By Dr. Sam Minskoff Ph.D
Re-adjustment – what is meant by this term?? Doesn’t one have to adjust the first time in order to adjust again or “re”-adjust the second or third or more times?
It’s important to think of klitah or adjusting to living in Israel after Aliya as adjusting once more to the Land of Our Fathers. In this way of thinking we as Jews are constantly reminded of the most profound historical significance behind the concept of ‘return’. When Jews move from their host (Diaspora) countries to live in Israel, it is called Aliyah; ‘moving up – not just emigrating and become virtually instant citizens of Israel under the Law of RETURN! It would seem then, to “explicitly imply” that to return is to readjust. Return connotes that we as a people were in Israel once before or why use the term RETURN?? So it seems that it would stand to reason that to return is to re-adjust. Both terms having the historical concept, as ancient as it is, of doing something again even though it is experienced as the FIRST TIME which can be a ‘joyful conflict’ indeed.
When re-adjusting, in this state of affairs, [aliyah], the returning Jew experiences Israel as if it is a strange foreign place with many inconveniences. Therefore, it might as well be adjustment not re-adjustment because there is no familiarity with the Land except for a subtle yet profound notion that there is some un-explainable connection to The Land Of Israel. Ha Rav Kook, of Blessed memory, talks about this phenomenon. This joyful conflict is what makes the Aliyah experience especially unique. Naturally, the experience differs for every individual. Yet, there stills seems to be this ‘common draw’ to the Land that is extremely difficult to put into words because [perhaps] there are no such words that cover every individual’s unique experience. Each Oleh or Olah will find those words for themselves… in time.
This is addressing those now who think they are having a hard time [re-] adjusting to The Land.
Remember why you came here – hold on to that. Beware of disappointment and disillusionment. Disillusion is still illusion. Then there can be deception when it hits at the emotional or gut level, which can be very overwhelming even convincing.
Of course you miss your friends, etc. It feels like a great loss right now [because it is]. It’s takes time but know that it is all worth it and you will come to know that. Experience much joy in knowing that for once in your life, you are in the right place at the right time. We, as Jews, come to Israel certainly not because it is a punishment or a banishment –those days are OVER – thank G-d.
The readjustment happens from within and can be challenging as we shed the “exile mentality”. Having an exile mentality, by the way, is something not to be harshly criticized for.

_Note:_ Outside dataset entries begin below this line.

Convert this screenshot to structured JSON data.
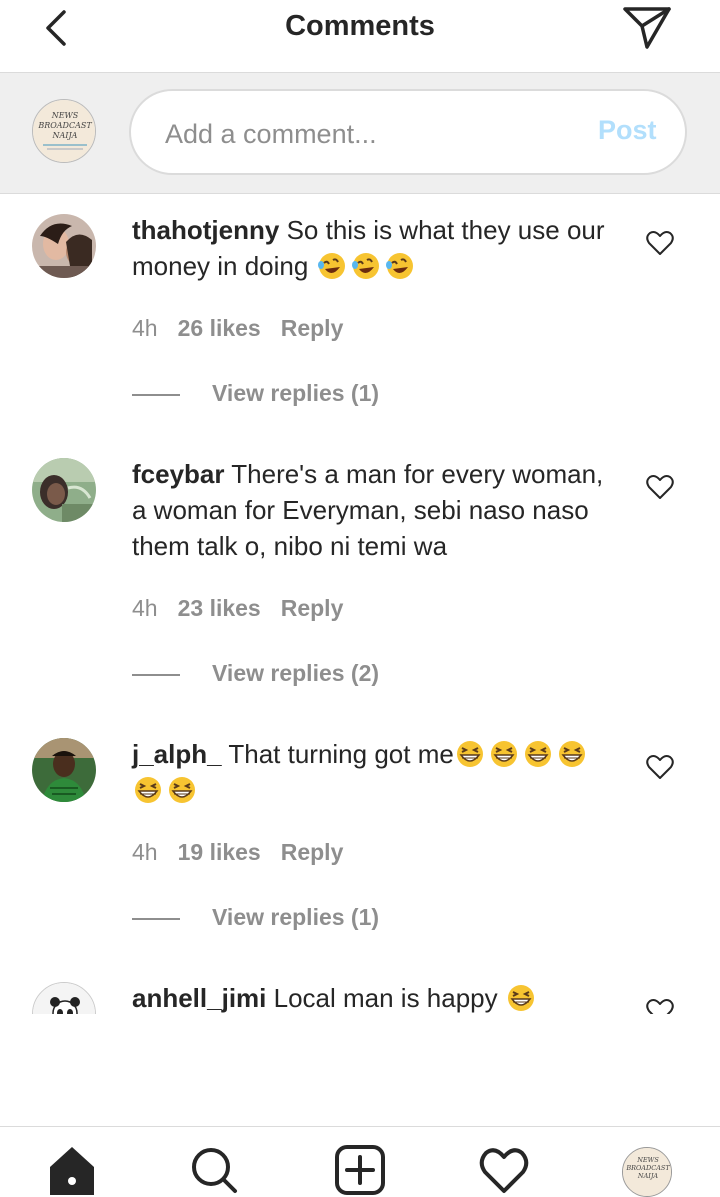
{
  "header": {
    "title": "Comments",
    "back_icon": "chevron-left-icon",
    "send_icon": "paper-plane-icon"
  },
  "composer": {
    "avatar_logo_text": [
      "NEWS",
      "BROADCAST",
      "NAIJA"
    ],
    "placeholder": "Add a comment...",
    "post_label": "Post",
    "post_color": "#b2dffc"
  },
  "comments": [
    {
      "username": "thahotjenny",
      "text": "So this is what they use our money in doing",
      "emoji": "rolling-on-floor-laughing",
      "emoji_count": 3,
      "time": "4h",
      "likes": "26 likes",
      "reply": "Reply",
      "view_replies": "View replies (1)"
    },
    {
      "username": "fceybar",
      "text": "There's a man for every woman, a woman for Everyman, sebi naso naso them talk o, nibo ni temi wa",
      "emoji": "",
      "emoji_count": 0,
      "time": "4h",
      "likes": "23 likes",
      "reply": "Reply",
      "view_replies": "View replies (2)"
    },
    {
      "username": "j_alph_",
      "text": "That turning got me",
      "emoji": "grinning-squinting-face",
      "emoji_count": 6,
      "time": "4h",
      "likes": "19 likes",
      "reply": "Reply",
      "view_replies": "View replies (1)"
    },
    {
      "username": "anhell_jimi",
      "text": "Local man is happy",
      "emoji": "grinning-squinting-face",
      "emoji_count": 1
    }
  ],
  "tabbar": {
    "items": [
      "home-icon",
      "search-icon",
      "new-post-icon",
      "activity-heart-icon",
      "profile-avatar"
    ],
    "profile_logo_text": [
      "NEWS",
      "BROADCAST",
      "NAIJA"
    ]
  },
  "colors": {
    "text": "#262626",
    "secondary": "#8e8e8e",
    "divider": "#dbdbdb",
    "composer_bg": "#efefef"
  }
}
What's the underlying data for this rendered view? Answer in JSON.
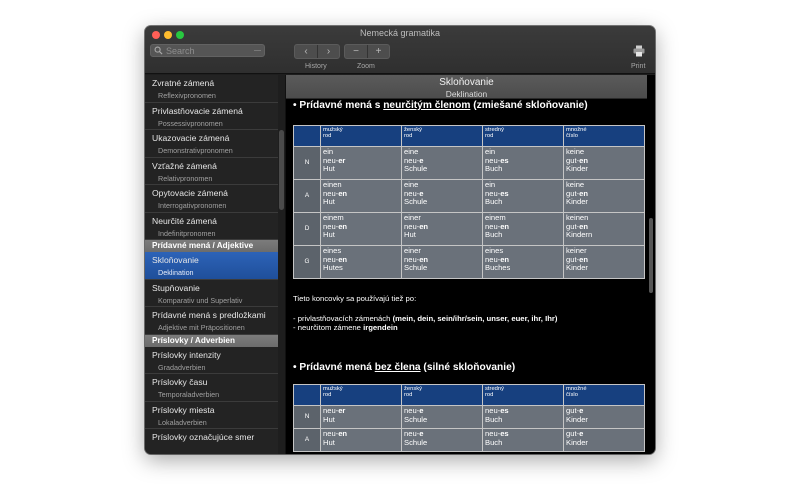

Indeed, it is quite an understandable situation that needs to be greatly acknowledged and respected. This could very well reflect an aspect of the study of the psychology of finding one’s destiny. That is, learning and understanding what an individual goes through in experiencing and living his or her destiny. Often, it involves the process of letting go and moving on UP [Aliyah].
Accordingly, to all of you reading this and to those that are already here in Israel or considering moving to Israel – be strong and come here, then keep strong and stay here.
To our soldiers defending Israel; G-d bless you and protect you.
Dr. Sam Minskoff Ph.D welcomes enquiries and can be reached by email at firstname.lastname@example.org